_Data to examine_:
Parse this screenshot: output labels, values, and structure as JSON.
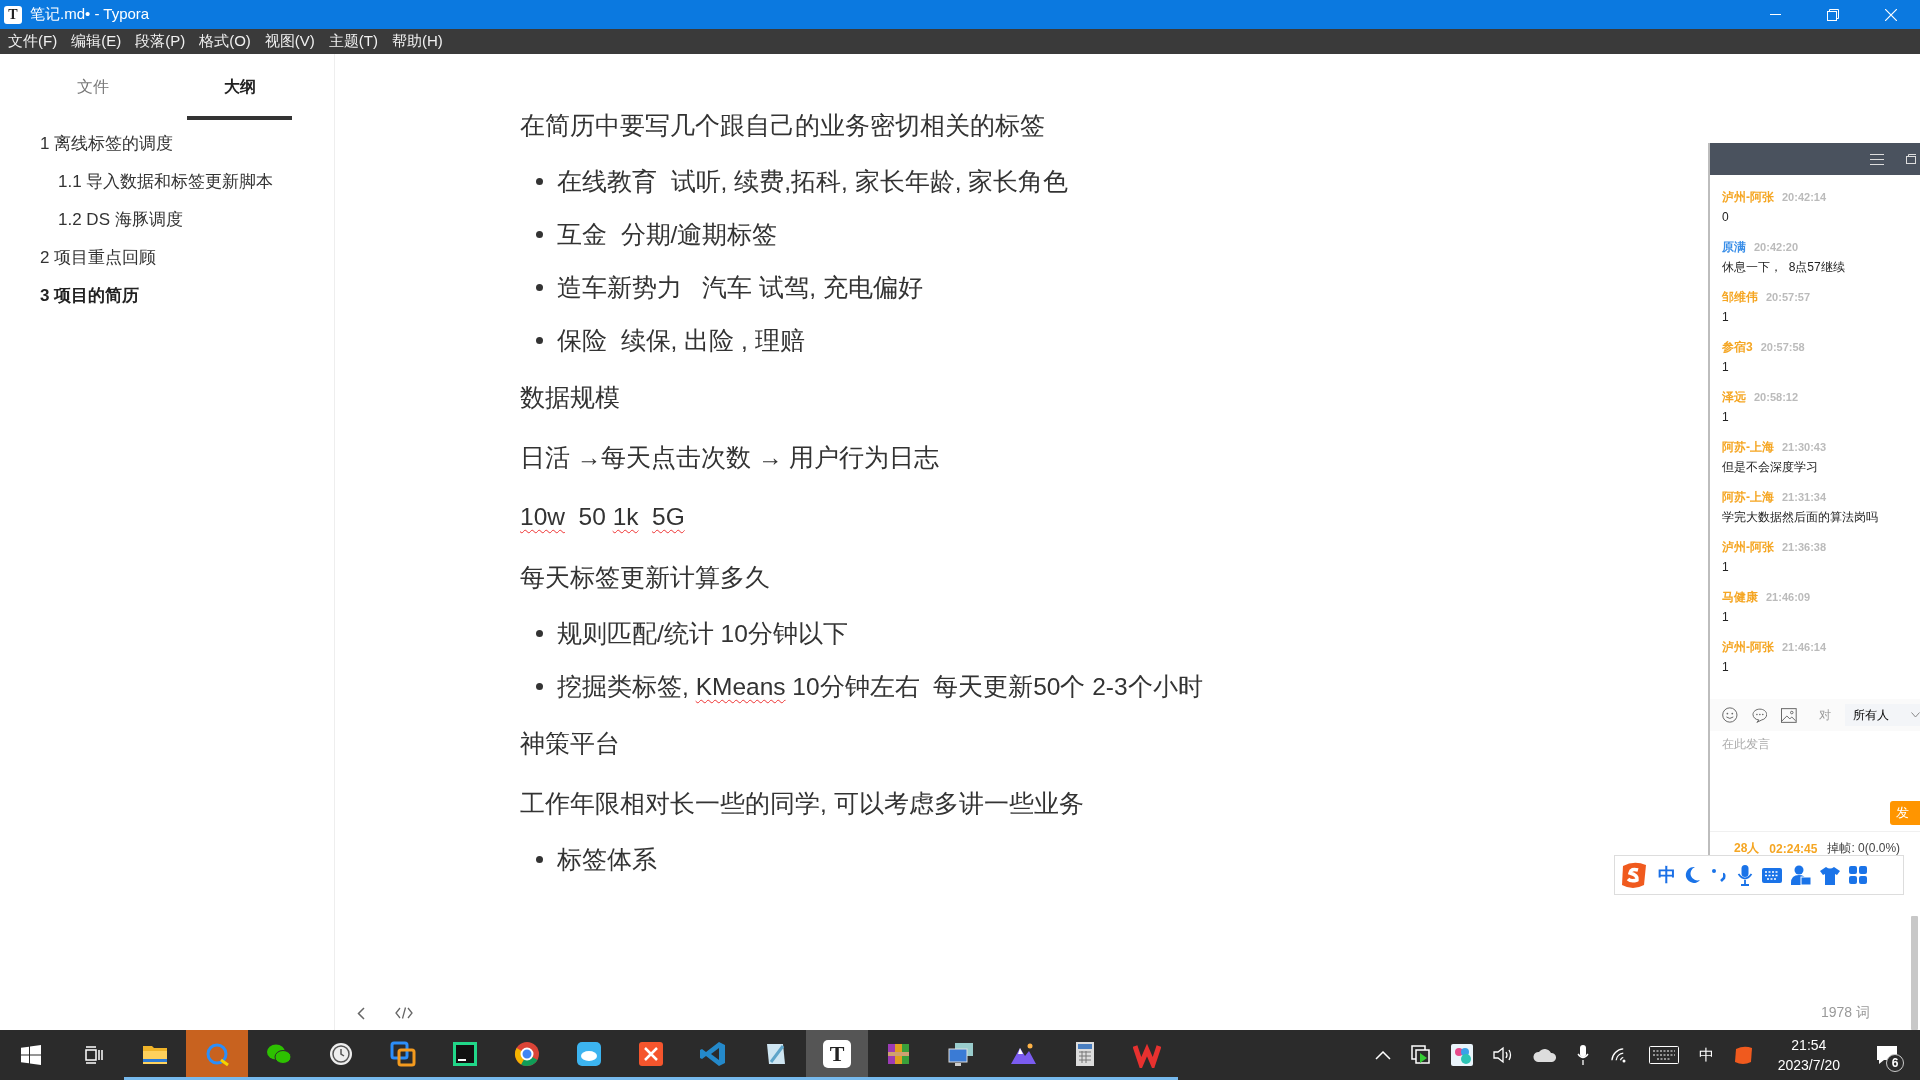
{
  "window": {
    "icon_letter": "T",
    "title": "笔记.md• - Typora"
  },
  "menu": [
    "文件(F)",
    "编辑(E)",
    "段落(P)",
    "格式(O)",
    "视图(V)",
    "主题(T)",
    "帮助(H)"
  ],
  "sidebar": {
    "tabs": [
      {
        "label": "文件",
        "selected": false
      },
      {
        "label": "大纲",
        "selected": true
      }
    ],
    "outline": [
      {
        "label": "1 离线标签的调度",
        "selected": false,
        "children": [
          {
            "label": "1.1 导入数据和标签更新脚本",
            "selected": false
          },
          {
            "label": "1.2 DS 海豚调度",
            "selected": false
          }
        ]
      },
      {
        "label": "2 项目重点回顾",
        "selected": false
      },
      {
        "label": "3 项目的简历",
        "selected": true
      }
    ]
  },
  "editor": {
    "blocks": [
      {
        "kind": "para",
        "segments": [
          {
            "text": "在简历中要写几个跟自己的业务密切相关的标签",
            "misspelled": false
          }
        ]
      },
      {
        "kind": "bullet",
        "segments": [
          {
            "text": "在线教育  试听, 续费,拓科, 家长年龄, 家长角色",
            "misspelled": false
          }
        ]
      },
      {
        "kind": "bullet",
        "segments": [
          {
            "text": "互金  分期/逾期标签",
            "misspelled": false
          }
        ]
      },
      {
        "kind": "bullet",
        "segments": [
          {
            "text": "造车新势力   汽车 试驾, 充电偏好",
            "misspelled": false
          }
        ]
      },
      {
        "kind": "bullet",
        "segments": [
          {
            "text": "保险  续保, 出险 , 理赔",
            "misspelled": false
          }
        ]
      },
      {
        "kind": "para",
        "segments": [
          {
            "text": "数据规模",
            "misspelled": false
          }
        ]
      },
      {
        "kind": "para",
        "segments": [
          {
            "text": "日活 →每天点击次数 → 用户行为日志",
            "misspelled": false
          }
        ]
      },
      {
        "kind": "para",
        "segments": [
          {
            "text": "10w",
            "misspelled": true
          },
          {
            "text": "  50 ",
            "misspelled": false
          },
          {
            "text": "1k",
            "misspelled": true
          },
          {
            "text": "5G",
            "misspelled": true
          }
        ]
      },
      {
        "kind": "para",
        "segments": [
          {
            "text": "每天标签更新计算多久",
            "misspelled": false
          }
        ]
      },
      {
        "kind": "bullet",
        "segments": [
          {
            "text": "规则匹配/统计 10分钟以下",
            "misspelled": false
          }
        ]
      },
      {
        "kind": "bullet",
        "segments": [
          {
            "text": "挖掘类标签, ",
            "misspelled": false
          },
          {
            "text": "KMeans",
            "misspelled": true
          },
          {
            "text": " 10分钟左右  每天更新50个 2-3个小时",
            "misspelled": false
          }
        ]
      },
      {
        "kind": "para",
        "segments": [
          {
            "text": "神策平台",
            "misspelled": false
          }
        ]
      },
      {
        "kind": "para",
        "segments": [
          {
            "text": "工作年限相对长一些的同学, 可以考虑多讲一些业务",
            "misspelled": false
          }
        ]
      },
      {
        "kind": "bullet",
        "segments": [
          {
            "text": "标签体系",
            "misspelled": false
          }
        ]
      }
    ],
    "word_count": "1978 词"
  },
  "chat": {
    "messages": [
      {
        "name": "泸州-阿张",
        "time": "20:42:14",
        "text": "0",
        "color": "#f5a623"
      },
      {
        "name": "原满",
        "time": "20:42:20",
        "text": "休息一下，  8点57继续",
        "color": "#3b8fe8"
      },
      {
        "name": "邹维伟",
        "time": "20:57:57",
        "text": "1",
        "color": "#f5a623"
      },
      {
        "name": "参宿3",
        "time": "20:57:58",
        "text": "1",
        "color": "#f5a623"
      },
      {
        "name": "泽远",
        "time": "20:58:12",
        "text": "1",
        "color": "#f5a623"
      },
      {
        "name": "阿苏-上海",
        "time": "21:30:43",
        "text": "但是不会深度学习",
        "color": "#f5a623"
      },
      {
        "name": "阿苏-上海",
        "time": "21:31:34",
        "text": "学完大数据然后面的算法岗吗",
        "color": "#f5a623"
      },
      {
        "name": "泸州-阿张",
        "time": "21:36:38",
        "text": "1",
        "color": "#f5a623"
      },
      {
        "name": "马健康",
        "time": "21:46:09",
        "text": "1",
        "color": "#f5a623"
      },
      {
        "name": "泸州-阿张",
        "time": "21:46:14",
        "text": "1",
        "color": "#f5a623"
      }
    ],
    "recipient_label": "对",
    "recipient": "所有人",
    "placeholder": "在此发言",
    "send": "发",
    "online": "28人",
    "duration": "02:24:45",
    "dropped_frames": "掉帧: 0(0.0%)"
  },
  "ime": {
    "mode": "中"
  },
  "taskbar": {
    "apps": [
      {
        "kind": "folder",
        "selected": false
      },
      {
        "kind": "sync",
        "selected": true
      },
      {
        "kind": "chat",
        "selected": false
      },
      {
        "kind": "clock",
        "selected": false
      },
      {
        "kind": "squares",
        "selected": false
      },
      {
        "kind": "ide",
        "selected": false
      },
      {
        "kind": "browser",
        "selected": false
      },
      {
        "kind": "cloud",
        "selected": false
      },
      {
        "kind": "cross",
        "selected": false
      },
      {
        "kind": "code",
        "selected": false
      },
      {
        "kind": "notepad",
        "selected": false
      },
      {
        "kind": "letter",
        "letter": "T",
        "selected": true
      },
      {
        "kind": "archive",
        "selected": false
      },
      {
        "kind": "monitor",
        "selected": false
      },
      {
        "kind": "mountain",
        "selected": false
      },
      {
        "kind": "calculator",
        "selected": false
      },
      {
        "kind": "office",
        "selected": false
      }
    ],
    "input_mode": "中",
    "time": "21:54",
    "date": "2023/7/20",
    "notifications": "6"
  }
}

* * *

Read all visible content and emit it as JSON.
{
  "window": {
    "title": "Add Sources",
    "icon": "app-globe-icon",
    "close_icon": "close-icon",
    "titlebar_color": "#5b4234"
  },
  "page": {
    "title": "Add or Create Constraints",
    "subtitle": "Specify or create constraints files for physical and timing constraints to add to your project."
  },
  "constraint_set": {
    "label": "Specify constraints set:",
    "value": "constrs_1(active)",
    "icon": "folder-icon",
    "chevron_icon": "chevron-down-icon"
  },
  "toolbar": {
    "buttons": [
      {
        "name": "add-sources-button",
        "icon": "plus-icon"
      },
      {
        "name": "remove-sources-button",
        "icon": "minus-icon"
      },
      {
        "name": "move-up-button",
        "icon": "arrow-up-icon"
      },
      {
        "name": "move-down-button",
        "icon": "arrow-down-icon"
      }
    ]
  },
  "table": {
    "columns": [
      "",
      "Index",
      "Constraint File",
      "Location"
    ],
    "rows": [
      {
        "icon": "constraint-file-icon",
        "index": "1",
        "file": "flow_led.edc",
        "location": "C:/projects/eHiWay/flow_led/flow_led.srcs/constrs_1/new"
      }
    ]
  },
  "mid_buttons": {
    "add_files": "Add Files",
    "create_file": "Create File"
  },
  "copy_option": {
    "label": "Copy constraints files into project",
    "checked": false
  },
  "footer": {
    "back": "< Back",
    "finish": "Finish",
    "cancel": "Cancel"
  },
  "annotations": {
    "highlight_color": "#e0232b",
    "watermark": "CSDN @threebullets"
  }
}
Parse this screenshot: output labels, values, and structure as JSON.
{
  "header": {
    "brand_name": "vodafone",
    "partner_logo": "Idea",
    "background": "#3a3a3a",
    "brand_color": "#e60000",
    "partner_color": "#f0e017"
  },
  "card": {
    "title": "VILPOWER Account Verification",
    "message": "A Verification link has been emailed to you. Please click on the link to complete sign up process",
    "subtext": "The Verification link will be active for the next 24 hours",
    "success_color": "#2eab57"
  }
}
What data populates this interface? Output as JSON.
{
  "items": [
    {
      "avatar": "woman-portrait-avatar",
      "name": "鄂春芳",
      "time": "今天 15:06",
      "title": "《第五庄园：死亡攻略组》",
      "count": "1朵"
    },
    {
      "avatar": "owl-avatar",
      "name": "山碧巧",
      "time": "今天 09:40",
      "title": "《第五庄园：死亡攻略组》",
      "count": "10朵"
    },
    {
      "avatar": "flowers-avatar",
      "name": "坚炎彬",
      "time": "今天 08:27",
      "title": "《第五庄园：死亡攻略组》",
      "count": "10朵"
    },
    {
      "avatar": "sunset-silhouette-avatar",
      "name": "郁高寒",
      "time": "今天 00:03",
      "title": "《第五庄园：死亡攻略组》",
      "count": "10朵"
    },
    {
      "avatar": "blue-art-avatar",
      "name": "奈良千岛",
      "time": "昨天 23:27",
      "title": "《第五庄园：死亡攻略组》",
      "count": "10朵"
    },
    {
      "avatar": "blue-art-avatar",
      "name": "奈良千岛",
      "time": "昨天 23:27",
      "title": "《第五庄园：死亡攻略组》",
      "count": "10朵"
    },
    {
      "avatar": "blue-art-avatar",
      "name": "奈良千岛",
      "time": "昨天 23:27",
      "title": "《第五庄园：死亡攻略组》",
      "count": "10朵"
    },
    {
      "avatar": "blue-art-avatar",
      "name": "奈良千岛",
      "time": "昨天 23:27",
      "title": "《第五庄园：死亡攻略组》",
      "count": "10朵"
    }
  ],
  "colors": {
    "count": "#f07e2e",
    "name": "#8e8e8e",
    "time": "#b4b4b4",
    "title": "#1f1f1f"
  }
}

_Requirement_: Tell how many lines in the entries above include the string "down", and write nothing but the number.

_Response_: 3